A verbatim copy of all the data is required; the pictures should not appear in it.

++++ RECORDS FOR THE EXERCISE

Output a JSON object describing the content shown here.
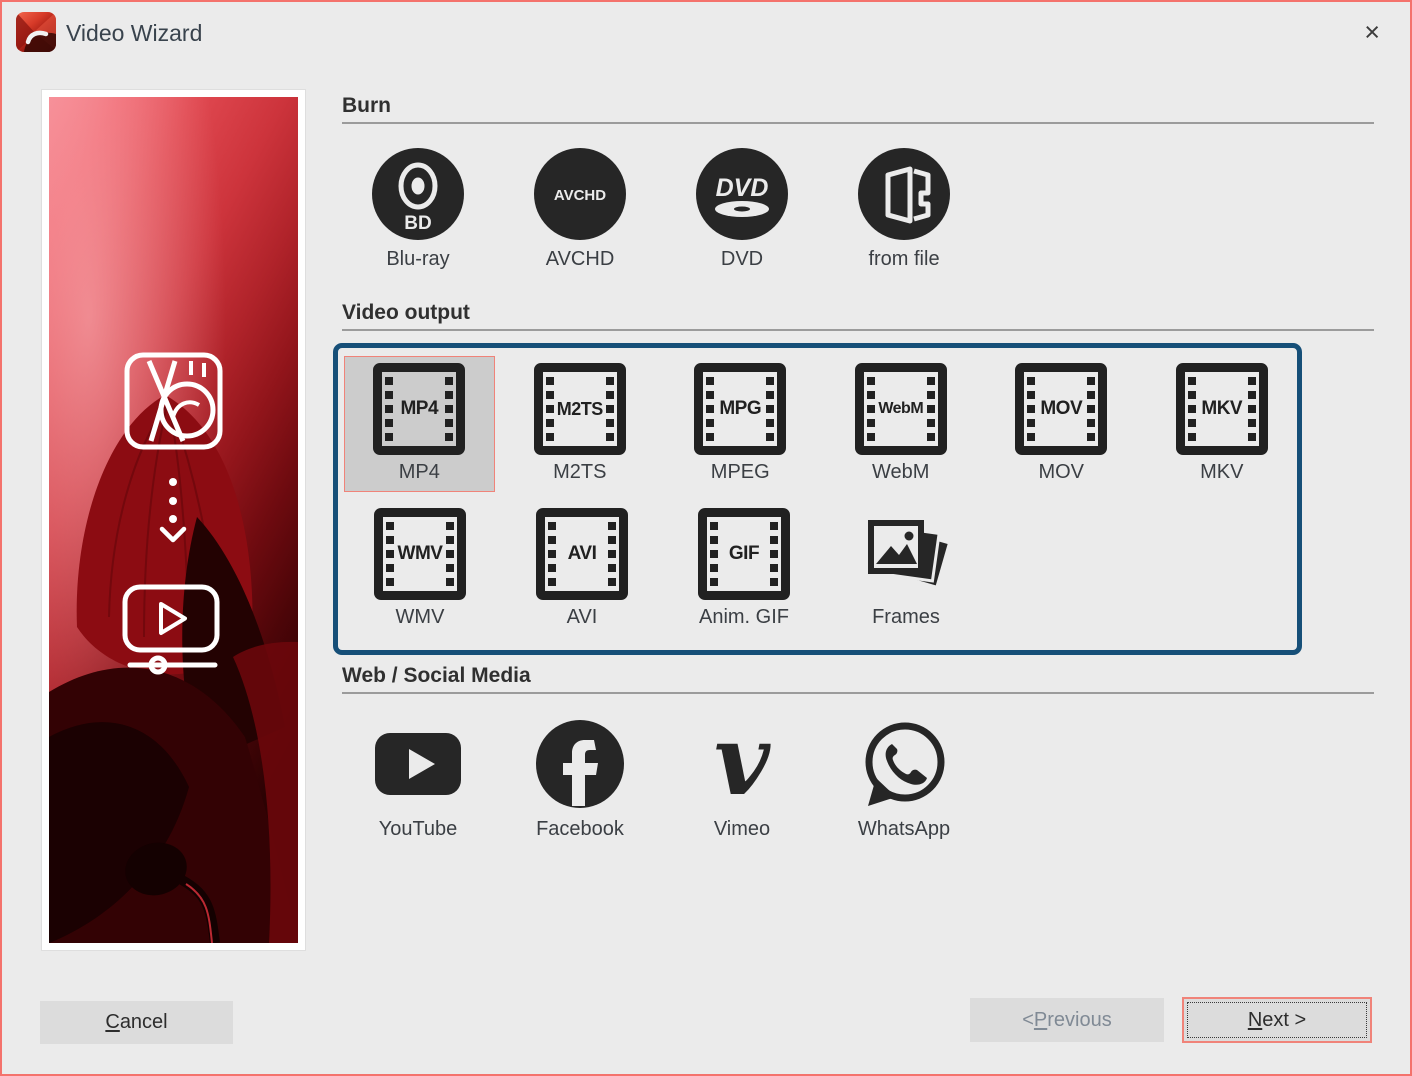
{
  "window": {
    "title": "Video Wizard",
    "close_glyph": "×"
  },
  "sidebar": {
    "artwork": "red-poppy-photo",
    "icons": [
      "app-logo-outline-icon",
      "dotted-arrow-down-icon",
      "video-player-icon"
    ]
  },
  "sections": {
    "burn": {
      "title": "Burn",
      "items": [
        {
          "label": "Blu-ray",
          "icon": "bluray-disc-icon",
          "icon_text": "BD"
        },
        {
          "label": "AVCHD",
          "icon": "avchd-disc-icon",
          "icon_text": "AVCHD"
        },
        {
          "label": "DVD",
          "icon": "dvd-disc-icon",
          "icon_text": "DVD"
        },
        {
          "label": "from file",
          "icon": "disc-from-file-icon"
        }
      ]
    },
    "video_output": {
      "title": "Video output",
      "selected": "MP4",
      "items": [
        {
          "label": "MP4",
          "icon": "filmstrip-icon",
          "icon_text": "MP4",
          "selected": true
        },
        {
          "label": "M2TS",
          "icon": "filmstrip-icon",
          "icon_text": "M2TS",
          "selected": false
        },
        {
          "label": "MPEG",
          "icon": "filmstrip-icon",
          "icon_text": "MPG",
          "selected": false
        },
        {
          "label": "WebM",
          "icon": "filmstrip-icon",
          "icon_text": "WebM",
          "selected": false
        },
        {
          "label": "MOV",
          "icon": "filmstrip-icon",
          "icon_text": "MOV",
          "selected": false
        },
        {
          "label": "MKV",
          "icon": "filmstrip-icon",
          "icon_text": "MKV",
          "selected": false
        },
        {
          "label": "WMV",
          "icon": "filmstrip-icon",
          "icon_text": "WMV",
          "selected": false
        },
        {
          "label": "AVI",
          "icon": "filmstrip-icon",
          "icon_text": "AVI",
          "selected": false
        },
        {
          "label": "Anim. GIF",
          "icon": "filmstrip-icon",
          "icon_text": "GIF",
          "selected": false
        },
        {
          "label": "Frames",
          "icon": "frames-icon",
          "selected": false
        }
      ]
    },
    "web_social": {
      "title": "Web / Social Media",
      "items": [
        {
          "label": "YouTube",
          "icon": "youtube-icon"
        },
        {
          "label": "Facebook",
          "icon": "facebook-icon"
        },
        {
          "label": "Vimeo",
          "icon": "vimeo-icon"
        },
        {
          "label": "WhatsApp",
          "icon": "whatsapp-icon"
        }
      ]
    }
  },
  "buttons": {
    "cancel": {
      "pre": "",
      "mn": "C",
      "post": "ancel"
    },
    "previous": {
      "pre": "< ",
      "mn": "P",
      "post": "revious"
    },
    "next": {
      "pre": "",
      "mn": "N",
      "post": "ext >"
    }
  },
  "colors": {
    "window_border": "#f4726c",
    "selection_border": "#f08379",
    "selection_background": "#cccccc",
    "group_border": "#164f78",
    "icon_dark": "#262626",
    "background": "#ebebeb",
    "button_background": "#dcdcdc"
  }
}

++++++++

• TASK RESPONSE:
Output a JSON object describing the content shown here.
{
  "window": {
    "title": "Video Wizard",
    "close_glyph": "×"
  },
  "sidebar": {
    "artwork": "red-poppy-photo",
    "icons": [
      "app-logo-outline-icon",
      "dotted-arrow-down-icon",
      "video-player-icon"
    ]
  },
  "sections": {
    "burn": {
      "title": "Burn",
      "items": [
        {
          "label": "Blu-ray",
          "icon": "bluray-disc-icon",
          "icon_text": "BD"
        },
        {
          "label": "AVCHD",
          "icon": "avchd-disc-icon",
          "icon_text": "AVCHD"
        },
        {
          "label": "DVD",
          "icon": "dvd-disc-icon",
          "icon_text": "DVD"
        },
        {
          "label": "from file",
          "icon": "disc-from-file-icon"
        }
      ]
    },
    "video_output": {
      "title": "Video output",
      "selected": "MP4",
      "items": [
        {
          "label": "MP4",
          "icon": "filmstrip-icon",
          "icon_text": "MP4",
          "selected": true
        },
        {
          "label": "M2TS",
          "icon": "filmstrip-icon",
          "icon_text": "M2TS",
          "selected": false
        },
        {
          "label": "MPEG",
          "icon": "filmstrip-icon",
          "icon_text": "MPG",
          "selected": false
        },
        {
          "label": "WebM",
          "icon": "filmstrip-icon",
          "icon_text": "WebM",
          "selected": false
        },
        {
          "label": "MOV",
          "icon": "filmstrip-icon",
          "icon_text": "MOV",
          "selected": false
        },
        {
          "label": "MKV",
          "icon": "filmstrip-icon",
          "icon_text": "MKV",
          "selected": false
        },
        {
          "label": "WMV",
          "icon": "filmstrip-icon",
          "icon_text": "WMV",
          "selected": false
        },
        {
          "label": "AVI",
          "icon": "filmstrip-icon",
          "icon_text": "AVI",
          "selected": false
        },
        {
          "label": "Anim. GIF",
          "icon": "filmstrip-icon",
          "icon_text": "GIF",
          "selected": false
        },
        {
          "label": "Frames",
          "icon": "frames-icon",
          "selected": false
        }
      ]
    },
    "web_social": {
      "title": "Web / Social Media",
      "items": [
        {
          "label": "YouTube",
          "icon": "youtube-icon"
        },
        {
          "label": "Facebook",
          "icon": "facebook-icon"
        },
        {
          "label": "Vimeo",
          "icon": "vimeo-icon"
        },
        {
          "label": "WhatsApp",
          "icon": "whatsapp-icon"
        }
      ]
    }
  },
  "buttons": {
    "cancel": {
      "pre": "",
      "mn": "C",
      "post": "ancel"
    },
    "previous": {
      "pre": "< ",
      "mn": "P",
      "post": "revious"
    },
    "next": {
      "pre": "",
      "mn": "N",
      "post": "ext >"
    }
  },
  "colors": {
    "window_border": "#f4726c",
    "selection_border": "#f08379",
    "selection_background": "#cccccc",
    "group_border": "#164f78",
    "icon_dark": "#262626",
    "background": "#ebebeb",
    "button_background": "#dcdcdc"
  }
}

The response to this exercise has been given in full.